 @UBCnews

http://www.ubc.ca 

Lou Bosshart | EurekAlert!
Further information:
http://dx.doi.org/10.3390/jcm7100316

Further reports about: Biosensors Hypertension Medicine blood pressure high blood pressure oximeter

More articles from Medical Engineering:

nachricht Correcting presbyopia with the laser
06.02.2019 | Laser Zentrum Hannover e.V.

nachricht New technology gives unprecedented look inside capillaries
28.01.2019 | Northwestern University

All articles from Medical Engineering >>>

The most recent press releases about innovation >>>

Die letzten 5 Focus-News des innovations-reports im Überblick:

Im Focus: Regensburg physicists watch electron transfer in a single molecule

For the first time, an international team of scientists based in Regensburg, Germany, has recorded the orbitals of single molecules in different charge states in a novel type of microscopy. The research findings are published under the title “Mapping orbital changes upon electron transfer with tunneling microscopy on insulators” in the prestigious journal “Nature”.

The building blocks of matter surrounding us are atoms and molecules. The properties of that matter, however, are often not set by these building blocks...

Im Focus: University of Konstanz gains new insights into the recent development of the human immune system

Scientists at the University of Konstanz identify fierce competition between the human immune system and bacterial pathogens

Cell biologists from the University of Konstanz shed light on a recent evolutionary process in the human immune system and publish their findings in the...

Im Focus: Transformation through Light

Laser physicists have taken snapshots of carbon molecules C₆₀ showing how they transform in intense infrared light

When carbon molecules C₆₀ are exposed to an intense infrared light, they change their ball-like structure to a more elongated version. This has now been...

Im Focus: Famous “sandpile model” shown to move like a traveling sand dune

Researchers at IST Austria find new property of important physical model. Results published in PNAS

The so-called Abelian sandpile model has been studied by scientists for more than 30 years to better understand a physical phenomenon called self-organized...

Im Focus: Cryo-force spectroscopy reveals the mechanical properties of DNA components
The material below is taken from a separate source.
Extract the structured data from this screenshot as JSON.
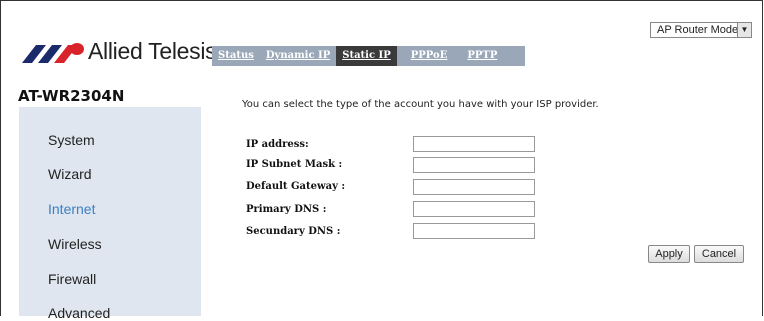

Physicists from the University of Basel have developed a new method to examine the elasticity and binding properties of DNA molecules on a surface at extremely low temperatures. With a combination of cryo-force spectroscopy and computer simulations, they were able to show that DNA molecules behave like a chain of small coil springs. The researchers reported their findings in Nature Communications.

DNA is not only a popular research topic because it contains the blueprint for life – it can also be used to produce tiny components for technical applications.

All Focus news of the innovation-report >>>

Anzeige

Anzeige

VideoLinks
Industry & Economy
Event News

Global Legal Hackathon at HAW Hamburg

11.02.2019 | Event News

The world of quantum chemistry meets in Heidelberg

30.01.2019 | Event News

Our digital society in 2040

16.01.2019 | Event News

 
Latest News

Gravitational waves will settle cosmic conundrum

15.02.2019 | Physics and Astronomy

Spintronics by 'straintronics'

15.02.2019 | Physics and Astronomy

Platinum nanoparticles for selective treatment of liver cancer cells

15.02.2019 | Life Sciences

VideoLinks
Science & Research
Overview of more VideoLinks >>>